## LISTED ENTRIES
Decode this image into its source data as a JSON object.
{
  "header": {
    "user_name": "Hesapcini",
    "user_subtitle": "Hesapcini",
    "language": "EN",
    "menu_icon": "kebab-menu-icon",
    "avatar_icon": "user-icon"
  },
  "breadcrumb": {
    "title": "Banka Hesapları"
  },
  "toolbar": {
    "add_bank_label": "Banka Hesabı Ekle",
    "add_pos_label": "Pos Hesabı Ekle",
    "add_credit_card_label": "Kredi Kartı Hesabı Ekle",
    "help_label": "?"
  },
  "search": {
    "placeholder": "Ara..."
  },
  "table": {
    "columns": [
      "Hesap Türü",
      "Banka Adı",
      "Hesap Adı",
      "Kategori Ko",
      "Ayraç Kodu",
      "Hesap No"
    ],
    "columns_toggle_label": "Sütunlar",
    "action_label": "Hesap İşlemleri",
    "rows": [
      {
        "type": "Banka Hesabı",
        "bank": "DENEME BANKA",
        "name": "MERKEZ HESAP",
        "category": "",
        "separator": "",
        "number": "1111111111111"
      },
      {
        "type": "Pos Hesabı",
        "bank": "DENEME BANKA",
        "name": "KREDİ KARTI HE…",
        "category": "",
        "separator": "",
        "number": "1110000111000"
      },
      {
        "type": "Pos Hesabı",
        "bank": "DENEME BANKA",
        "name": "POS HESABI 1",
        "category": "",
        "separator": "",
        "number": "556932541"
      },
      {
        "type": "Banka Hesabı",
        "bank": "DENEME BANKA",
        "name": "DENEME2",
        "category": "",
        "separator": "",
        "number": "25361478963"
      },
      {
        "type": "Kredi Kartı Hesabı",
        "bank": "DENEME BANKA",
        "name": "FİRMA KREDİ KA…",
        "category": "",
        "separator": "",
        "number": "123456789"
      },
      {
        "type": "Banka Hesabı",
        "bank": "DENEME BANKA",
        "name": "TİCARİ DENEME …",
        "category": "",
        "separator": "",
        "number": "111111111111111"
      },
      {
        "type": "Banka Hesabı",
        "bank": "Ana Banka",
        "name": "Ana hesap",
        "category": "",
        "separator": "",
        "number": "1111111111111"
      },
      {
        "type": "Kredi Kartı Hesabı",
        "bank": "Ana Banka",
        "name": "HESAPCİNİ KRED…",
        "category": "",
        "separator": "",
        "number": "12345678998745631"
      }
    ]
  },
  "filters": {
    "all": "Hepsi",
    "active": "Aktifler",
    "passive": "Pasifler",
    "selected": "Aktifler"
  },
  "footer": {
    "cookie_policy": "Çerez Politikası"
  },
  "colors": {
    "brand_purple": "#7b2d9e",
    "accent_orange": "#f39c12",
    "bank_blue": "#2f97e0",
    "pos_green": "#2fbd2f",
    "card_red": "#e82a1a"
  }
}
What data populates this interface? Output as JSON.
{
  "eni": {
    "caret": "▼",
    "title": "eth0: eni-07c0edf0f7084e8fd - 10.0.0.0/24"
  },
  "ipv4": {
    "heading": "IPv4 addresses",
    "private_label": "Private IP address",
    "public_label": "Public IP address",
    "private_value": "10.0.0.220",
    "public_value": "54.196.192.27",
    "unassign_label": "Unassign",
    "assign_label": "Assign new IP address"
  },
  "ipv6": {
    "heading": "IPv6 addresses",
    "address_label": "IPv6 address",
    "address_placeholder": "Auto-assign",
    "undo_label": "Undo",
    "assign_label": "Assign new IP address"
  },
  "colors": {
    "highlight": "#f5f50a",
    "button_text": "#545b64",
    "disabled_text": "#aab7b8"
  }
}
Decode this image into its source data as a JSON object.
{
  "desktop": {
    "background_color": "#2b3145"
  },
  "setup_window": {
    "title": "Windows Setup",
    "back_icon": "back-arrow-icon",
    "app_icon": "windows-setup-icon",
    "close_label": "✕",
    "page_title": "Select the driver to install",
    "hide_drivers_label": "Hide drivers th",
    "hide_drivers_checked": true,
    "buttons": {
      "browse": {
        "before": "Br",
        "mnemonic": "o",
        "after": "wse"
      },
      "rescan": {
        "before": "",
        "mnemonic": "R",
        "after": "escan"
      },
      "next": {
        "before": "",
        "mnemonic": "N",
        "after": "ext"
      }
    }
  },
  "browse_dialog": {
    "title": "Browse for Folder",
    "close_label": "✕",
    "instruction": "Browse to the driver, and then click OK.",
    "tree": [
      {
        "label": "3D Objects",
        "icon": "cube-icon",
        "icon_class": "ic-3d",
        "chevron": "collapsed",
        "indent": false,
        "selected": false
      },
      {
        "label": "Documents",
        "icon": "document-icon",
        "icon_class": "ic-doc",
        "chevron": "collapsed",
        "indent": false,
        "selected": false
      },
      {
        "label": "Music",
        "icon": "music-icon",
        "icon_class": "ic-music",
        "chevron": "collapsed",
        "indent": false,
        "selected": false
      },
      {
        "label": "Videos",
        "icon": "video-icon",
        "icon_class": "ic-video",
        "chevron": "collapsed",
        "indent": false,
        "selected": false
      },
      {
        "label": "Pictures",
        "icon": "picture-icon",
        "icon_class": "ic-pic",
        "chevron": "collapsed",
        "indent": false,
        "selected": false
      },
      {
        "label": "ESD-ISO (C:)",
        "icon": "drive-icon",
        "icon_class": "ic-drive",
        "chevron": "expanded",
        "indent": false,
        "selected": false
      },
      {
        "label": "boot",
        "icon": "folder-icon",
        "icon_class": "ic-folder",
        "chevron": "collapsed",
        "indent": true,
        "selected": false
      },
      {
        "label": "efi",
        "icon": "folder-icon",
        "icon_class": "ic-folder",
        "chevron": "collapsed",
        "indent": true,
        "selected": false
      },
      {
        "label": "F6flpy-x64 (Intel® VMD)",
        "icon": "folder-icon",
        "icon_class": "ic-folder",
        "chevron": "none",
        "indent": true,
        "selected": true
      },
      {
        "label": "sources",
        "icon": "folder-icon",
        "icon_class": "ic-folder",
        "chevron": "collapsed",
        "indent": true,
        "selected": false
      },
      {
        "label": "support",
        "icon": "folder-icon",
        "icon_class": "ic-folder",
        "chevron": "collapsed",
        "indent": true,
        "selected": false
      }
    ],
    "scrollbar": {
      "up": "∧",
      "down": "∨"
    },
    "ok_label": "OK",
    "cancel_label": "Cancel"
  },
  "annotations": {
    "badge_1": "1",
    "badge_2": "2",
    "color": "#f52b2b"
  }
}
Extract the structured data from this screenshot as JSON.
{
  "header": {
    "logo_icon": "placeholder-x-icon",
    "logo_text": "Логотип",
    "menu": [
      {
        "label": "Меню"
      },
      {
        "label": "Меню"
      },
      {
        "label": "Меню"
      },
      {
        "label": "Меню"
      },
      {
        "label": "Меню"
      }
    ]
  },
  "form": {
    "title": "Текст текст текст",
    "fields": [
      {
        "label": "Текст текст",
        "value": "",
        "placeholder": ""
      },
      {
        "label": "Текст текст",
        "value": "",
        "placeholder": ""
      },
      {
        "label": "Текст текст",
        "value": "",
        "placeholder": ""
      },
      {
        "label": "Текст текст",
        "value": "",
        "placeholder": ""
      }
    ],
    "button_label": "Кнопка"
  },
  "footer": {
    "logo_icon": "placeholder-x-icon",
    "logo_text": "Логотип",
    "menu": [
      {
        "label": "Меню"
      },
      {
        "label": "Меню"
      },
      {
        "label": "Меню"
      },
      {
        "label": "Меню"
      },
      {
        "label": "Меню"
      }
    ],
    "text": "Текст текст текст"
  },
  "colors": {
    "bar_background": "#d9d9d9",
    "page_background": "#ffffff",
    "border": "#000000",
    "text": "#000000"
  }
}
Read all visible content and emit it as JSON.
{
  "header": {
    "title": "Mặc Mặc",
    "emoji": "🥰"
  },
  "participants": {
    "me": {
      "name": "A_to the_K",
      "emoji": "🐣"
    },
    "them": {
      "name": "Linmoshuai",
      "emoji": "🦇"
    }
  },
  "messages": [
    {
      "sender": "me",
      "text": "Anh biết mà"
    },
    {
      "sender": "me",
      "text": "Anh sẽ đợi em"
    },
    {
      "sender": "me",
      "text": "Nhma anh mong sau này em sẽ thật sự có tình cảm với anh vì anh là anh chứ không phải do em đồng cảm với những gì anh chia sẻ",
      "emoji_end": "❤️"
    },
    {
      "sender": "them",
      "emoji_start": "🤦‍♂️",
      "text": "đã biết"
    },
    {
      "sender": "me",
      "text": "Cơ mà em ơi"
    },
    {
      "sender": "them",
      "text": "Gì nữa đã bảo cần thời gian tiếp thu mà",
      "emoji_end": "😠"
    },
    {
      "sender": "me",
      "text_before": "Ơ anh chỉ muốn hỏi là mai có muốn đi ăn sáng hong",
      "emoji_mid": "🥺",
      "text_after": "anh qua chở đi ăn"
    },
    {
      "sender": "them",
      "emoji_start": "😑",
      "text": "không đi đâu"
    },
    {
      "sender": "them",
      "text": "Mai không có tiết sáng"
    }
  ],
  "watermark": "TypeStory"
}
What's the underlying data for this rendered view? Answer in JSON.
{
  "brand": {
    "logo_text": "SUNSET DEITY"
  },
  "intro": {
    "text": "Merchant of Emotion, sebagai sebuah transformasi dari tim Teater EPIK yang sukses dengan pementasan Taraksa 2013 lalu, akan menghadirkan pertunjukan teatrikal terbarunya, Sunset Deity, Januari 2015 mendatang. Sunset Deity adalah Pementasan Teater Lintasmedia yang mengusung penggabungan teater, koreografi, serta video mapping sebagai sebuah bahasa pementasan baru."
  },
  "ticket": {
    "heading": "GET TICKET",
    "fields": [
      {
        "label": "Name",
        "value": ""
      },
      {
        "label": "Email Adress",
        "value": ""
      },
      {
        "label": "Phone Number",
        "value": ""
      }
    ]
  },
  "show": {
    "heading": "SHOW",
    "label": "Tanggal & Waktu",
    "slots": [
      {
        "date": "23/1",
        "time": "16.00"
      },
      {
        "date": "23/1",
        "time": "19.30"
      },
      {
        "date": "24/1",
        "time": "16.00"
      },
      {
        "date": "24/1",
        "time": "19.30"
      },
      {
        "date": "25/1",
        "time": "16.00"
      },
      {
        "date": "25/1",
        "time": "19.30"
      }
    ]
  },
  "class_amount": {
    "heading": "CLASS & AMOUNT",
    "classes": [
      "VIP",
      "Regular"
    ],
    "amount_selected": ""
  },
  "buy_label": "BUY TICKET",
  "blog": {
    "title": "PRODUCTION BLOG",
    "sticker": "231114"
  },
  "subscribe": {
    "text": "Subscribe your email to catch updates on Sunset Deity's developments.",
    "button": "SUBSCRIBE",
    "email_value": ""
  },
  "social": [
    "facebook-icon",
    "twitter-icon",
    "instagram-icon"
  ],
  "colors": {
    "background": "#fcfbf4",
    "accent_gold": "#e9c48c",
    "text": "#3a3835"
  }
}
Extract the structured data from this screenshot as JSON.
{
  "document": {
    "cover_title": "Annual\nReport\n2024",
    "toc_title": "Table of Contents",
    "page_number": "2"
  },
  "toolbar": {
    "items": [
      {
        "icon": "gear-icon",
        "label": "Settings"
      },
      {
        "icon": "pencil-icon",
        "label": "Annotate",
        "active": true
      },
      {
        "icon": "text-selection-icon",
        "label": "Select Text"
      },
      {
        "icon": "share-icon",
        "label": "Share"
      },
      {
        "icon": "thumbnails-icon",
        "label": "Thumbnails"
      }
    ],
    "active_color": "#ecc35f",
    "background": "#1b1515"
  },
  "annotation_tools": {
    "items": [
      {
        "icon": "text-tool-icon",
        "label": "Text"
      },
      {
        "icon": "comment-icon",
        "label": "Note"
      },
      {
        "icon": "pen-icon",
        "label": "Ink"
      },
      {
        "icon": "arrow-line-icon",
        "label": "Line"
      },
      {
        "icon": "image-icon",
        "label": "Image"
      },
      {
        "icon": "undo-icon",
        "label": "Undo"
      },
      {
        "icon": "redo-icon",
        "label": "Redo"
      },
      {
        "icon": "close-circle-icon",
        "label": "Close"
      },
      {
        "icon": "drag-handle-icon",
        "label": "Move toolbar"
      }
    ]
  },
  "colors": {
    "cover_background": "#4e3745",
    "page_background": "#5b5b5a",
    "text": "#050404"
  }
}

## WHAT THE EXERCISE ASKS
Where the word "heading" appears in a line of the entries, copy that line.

## RESPONSE BELOW
    "heading": "IPv4 addresses",
    "heading": "IPv6 addresses",
    "heading": "GET TICKET",
    "heading": "SHOW",
    "heading": "CLASS & AMOUNT",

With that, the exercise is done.